(Items from an interface collection)

"""

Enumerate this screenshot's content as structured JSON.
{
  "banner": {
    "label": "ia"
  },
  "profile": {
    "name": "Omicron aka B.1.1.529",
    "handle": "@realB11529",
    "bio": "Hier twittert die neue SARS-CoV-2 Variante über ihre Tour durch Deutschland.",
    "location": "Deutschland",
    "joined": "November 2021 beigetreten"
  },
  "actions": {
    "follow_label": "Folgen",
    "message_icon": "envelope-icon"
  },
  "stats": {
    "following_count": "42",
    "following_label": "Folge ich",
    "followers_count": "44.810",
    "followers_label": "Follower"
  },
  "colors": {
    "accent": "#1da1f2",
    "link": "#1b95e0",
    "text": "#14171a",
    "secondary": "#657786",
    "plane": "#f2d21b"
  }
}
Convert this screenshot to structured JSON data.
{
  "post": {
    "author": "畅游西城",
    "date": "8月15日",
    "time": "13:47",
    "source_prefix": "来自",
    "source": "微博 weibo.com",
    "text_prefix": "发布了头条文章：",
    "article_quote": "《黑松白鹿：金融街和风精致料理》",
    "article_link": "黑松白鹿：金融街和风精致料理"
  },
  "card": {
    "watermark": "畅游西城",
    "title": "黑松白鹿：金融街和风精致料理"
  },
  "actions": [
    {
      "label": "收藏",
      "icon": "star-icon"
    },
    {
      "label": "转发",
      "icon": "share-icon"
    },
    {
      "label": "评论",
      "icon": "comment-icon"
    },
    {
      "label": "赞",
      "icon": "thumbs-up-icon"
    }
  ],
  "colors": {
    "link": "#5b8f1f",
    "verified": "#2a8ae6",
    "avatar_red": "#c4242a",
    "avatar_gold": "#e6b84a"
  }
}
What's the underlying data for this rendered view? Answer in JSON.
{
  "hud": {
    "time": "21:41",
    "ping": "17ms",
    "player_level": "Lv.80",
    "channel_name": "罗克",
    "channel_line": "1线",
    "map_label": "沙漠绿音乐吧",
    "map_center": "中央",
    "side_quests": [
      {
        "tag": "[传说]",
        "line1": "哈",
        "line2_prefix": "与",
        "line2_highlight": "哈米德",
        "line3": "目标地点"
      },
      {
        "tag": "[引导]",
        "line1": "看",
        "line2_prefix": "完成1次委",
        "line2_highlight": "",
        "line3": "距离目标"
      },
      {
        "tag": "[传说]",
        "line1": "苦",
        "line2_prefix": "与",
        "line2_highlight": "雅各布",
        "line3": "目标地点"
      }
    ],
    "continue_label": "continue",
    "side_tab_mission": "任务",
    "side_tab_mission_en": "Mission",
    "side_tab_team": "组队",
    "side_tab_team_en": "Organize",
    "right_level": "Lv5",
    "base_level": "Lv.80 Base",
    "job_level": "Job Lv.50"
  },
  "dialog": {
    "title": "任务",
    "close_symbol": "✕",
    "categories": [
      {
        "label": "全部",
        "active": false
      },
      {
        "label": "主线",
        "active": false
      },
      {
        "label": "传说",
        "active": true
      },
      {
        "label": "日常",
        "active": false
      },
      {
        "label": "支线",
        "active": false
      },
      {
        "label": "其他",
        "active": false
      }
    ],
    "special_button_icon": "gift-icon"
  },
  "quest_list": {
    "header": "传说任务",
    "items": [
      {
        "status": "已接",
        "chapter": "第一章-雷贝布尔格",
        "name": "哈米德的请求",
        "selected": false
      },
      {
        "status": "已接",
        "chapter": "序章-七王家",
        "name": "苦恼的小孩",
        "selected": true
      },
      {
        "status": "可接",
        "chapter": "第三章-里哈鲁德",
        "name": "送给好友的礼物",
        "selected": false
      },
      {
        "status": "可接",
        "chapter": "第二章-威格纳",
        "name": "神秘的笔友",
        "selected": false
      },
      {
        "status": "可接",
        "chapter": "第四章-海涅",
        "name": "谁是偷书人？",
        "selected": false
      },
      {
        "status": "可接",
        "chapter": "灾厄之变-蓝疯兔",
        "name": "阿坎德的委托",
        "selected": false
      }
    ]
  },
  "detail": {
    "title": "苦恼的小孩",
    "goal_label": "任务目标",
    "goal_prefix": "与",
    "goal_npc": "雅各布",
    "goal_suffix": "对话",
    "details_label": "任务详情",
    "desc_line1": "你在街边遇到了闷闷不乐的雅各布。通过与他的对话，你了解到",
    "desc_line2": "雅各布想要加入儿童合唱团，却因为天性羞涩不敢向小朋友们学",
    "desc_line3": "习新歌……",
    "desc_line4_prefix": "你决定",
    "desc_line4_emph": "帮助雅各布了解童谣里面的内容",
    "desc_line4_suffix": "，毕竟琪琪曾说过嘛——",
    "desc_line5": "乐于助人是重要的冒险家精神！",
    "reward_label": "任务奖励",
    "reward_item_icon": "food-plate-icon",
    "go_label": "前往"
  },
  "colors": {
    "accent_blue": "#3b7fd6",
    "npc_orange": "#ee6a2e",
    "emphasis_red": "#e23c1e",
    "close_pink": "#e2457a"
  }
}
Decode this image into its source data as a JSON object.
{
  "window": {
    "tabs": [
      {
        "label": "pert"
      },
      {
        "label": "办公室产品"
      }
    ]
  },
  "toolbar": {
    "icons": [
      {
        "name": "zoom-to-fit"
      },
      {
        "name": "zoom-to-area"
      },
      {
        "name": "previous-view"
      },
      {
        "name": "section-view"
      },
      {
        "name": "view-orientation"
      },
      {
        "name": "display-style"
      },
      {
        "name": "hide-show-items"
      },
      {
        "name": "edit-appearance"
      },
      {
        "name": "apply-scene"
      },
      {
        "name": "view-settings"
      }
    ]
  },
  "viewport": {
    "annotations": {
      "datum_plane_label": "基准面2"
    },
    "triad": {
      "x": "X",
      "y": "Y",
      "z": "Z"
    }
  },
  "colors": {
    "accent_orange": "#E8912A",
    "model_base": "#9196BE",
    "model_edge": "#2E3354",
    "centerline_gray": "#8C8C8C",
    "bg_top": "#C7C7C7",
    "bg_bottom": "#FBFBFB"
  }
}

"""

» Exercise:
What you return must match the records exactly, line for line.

» Problem solution:
Enumerate this screenshot's content as structured JSON.
{
  "banner": {
    "label": "ia"
  },
  "profile": {
    "name": "Omicron aka B.1.1.529",
    "handle": "@realB11529",
    "bio": "Hier twittert die neue SARS-CoV-2 Variante über ihre Tour durch Deutschland.",
    "location": "Deutschland",
    "joined": "November 2021 beigetreten"
  },
  "actions": {
    "follow_label": "Folgen",
    "message_icon": "envelope-icon"
  },
  "stats": {
    "following_count": "42",
    "following_label": "Folge ich",
    "followers_count": "44.810",
    "followers_label": "Follower"
  },
  "colors": {
    "accent": "#1da1f2",
    "link": "#1b95e0",
    "text": "#14171a",
    "secondary": "#657786",
    "plane": "#f2d21b"
  }
}
Convert this screenshot to structured JSON data.
{
  "post": {
    "author": "畅游西城",
    "date": "8月15日",
    "time": "13:47",
    "source_prefix": "来自",
    "source": "微博 weibo.com",
    "text_prefix": "发布了头条文章：",
    "article_quote": "《黑松白鹿：金融街和风精致料理》",
    "article_link": "黑松白鹿：金融街和风精致料理"
  },
  "card": {
    "watermark": "畅游西城",
    "title": "黑松白鹿：金融街和风精致料理"
  },
  "actions": [
    {
      "label": "收藏",
      "icon": "star-icon"
    },
    {
      "label": "转发",
      "icon": "share-icon"
    },
    {
      "label": "评论",
      "icon": "comment-icon"
    },
    {
      "label": "赞",
      "icon": "thumbs-up-icon"
    }
  ],
  "colors": {
    "link": "#5b8f1f",
    "verified": "#2a8ae6",
    "avatar_red": "#c4242a",
    "avatar_gold": "#e6b84a"
  }
}
What's the underlying data for this rendered view? Answer in JSON.
{
  "hud": {
    "time": "21:41",
    "ping": "17ms",
    "player_level": "Lv.80",
    "channel_name": "罗克",
    "channel_line": "1线",
    "map_label": "沙漠绿音乐吧",
    "map_center": "中央",
    "side_quests": [
      {
        "tag": "[传说]",
        "line1": "哈",
        "line2_prefix": "与",
        "line2_highlight": "哈米德",
        "line3": "目标地点"
      },
      {
        "tag": "[引导]",
        "line1": "看",
        "line2_prefix": "完成1次委",
        "line2_highlight": "",
        "line3": "距离目标"
      },
      {
        "tag": "[传说]",
        "line1": "苦",
        "line2_prefix": "与",
        "line2_highlight": "雅各布",
        "line3": "目标地点"
      }
    ],
    "continue_label": "continue",
    "side_tab_mission": "任务",
    "side_tab_mission_en": "Mission",
    "side_tab_team": "组队",
    "side_tab_team_en": "Organize",
    "right_level": "Lv5",
    "base_level": "Lv.80 Base",
    "job_level": "Job Lv.50"
  },
  "dialog": {
    "title": "任务",
    "close_symbol": "✕",
    "categories": [
      {
        "label": "全部",
        "active": false
      },
      {
        "label": "主线",
        "active": false
      },
      {
        "label": "传说",
        "active": true
      },
      {
        "label": "日常",
        "active": false
      },
      {
        "label": "支线",
        "active": false
      },
      {
        "label": "其他",
        "active": false
      }
    ],
    "special_button_icon": "gift-icon"
  },
  "quest_list": {
    "header": "传说任务",
    "items": [
      {
        "status": "已接",
        "chapter": "第一章-雷贝布尔格",
        "name": "哈米德的请求",
        "selected": false
      },
      {
        "status": "已接",
        "chapter": "序章-七王家",
        "name": "苦恼的小孩",
        "selected": true
      },
      {
        "status": "可接",
        "chapter": "第三章-里哈鲁德",
        "name": "送给好友的礼物",
        "selected": false
      },
      {
        "status": "可接",
        "chapter": "第二章-威格纳",
        "name": "神秘的笔友",
        "selected": false
      },
      {
        "status": "可接",
        "chapter": "第四章-海涅",
        "name": "谁是偷书人？",
        "selected": false
      },
      {
        "status": "可接",
        "chapter": "灾厄之变-蓝疯兔",
        "name": "阿坎德的委托",
        "selected": false
      }
    ]
  },
  "detail": {
    "title": "苦恼的小孩",
    "goal_label": "任务目标",
    "goal_prefix": "与",
    "goal_npc": "雅各布",
    "goal_suffix": "对话",
    "details_label": "任务详情",
    "desc_line1": "你在街边遇到了闷闷不乐的雅各布。通过与他的对话，你了解到",
    "desc_line2": "雅各布想要加入儿童合唱团，却因为天性羞涩不敢向小朋友们学",
    "desc_line3": "习新歌……",
    "desc_line4_prefix": "你决定",
    "desc_line4_emph": "帮助雅各布了解童谣里面的内容",
    "desc_line4_suffix": "，毕竟琪琪曾说过嘛——",
    "desc_line5": "乐于助人是重要的冒险家精神！",
    "reward_label": "任务奖励",
    "reward_item_icon": "food-plate-icon",
    "go_label": "前往"
  },
  "colors": {
    "accent_blue": "#3b7fd6",
    "npc_orange": "#ee6a2e",
    "emphasis_red": "#e23c1e",
    "close_pink": "#e2457a"
  }
}
Decode this image into its source data as a JSON object.
{
  "window": {
    "tabs": [
      {
        "label": "pert"
      },
      {
        "label": "办公室产品"
      }
    ]
  },
  "toolbar": {
    "icons": [
      {
        "name": "zoom-to-fit"
      },
      {
        "name": "zoom-to-area"
      },
      {
        "name": "previous-view"
      },
      {
        "name": "section-view"
      },
      {
        "name": "view-orientation"
      },
      {
        "name": "display-style"
      },
      {
        "name": "hide-show-items"
      },
      {
        "name": "edit-appearance"
      },
      {
        "name": "apply-scene"
      },
      {
        "name": "view-settings"
      }
    ]
  },
  "viewport": {
    "annotations": {
      "datum_plane_label": "基准面2"
    },
    "triad": {
      "x": "X",
      "y": "Y",
      "z": "Z"
    }
  },
  "colors": {
    "accent_orange": "#E8912A",
    "model_base": "#9196BE",
    "model_edge": "#2E3354",
    "centerline_gray": "#8C8C8C",
    "bg_top": "#C7C7C7",
    "bg_bottom": "#FBFBFB"
  }
}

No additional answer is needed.